My favorite Mario Puzo book is not The Godfather. Instead it is Fools Die. At first glance you might think Fools Die is a rambling chunk of literary fiction that is more a catalogue of events than an actual novel. However, this structure is quite appropriate because in all actuality Fools Die is about randomness.
Perhaps nothing illustrates this point better than the scene where the casino boss, Gronevelt, takes one of the characters out for an educational gambling binge (only in describing a novel like Fools Die could I write a phrase like “educational gambling binge” with a straight face):
Cully remembered one period in the history of the Xanadu Hotel when three months straight the Xanadu dice tables had lost money every night.
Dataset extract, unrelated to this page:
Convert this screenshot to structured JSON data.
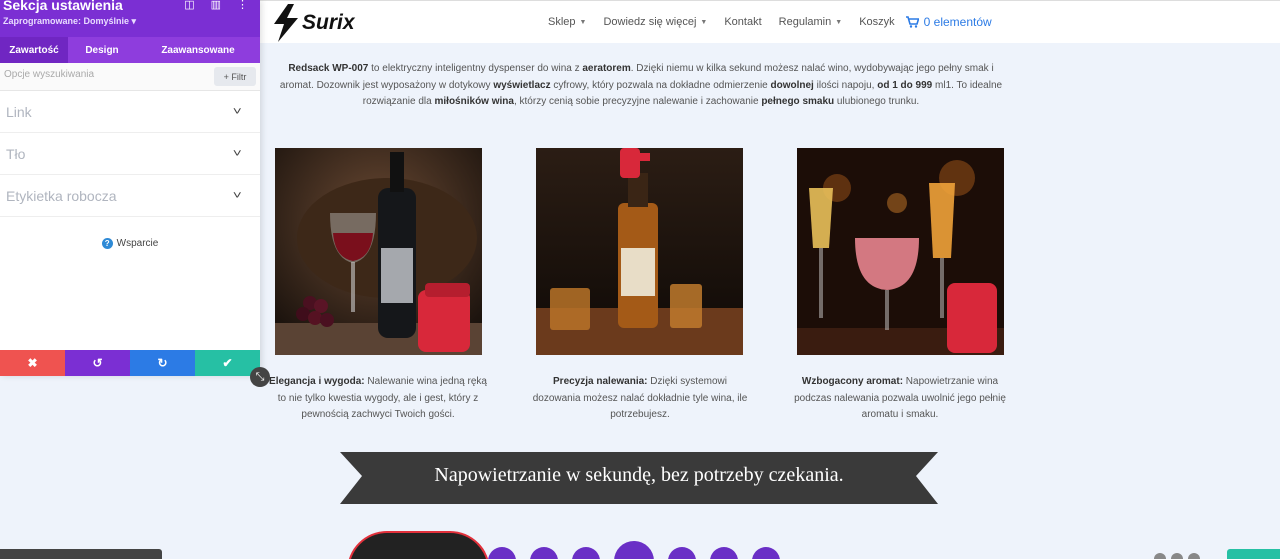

The players were getting rich. Cully was sure there was a scam going on. He had fired all of the dice pit personnel. Gronevelt had all the dice analyzed by scientific laboratories. Nothing helped. Cully and the casino manager were sure somebody had come up with a new scientific device to control the roll of the dice. There could be no other explanation. Only Gronevelt held fast.
“Don’t worry,” he said, “the percentage will work.”
And sure enough, after three months the dice had swung just as wildly the other way. The dice pit had winning tables every night for over three months. At the end of the year it had all evened out. Gronevelt had had a congratulatory drink with Cully and said, “You can lose faith in everything, religion and God, women and love, good and evil, war and peace. You name it. But the percentage will always stand fast.”
[…] By the middle of the second week, Gronevelt, despite all his skill, was sliding downhill. The percentages were grinding him into dust. And at the end of the two weeks he had lost his million dollars. When he bet his last stack of chips and lost, Gronevelt turned to Cully and smiled. He seemed to be delighted, which struck Cully as ominous. “It’s the only way to live,” Gronevelt said. “You have to live going with the percentage. Otherwise life is not worthwhile. Always remember that,” he told Cully. “Everything you do in life use percentage as your god.”
If there’s a practical lesson in all this it’s don’t play the lottery. But I think there’s something vaguely spiritual going on here. Maybe a super dysfunctional kind of zen (oxymoron, anyone?). In the words of the Greek statesman/philosopher Solon: “let no man be called happy before his death. Till then he is not happy, only lucky.”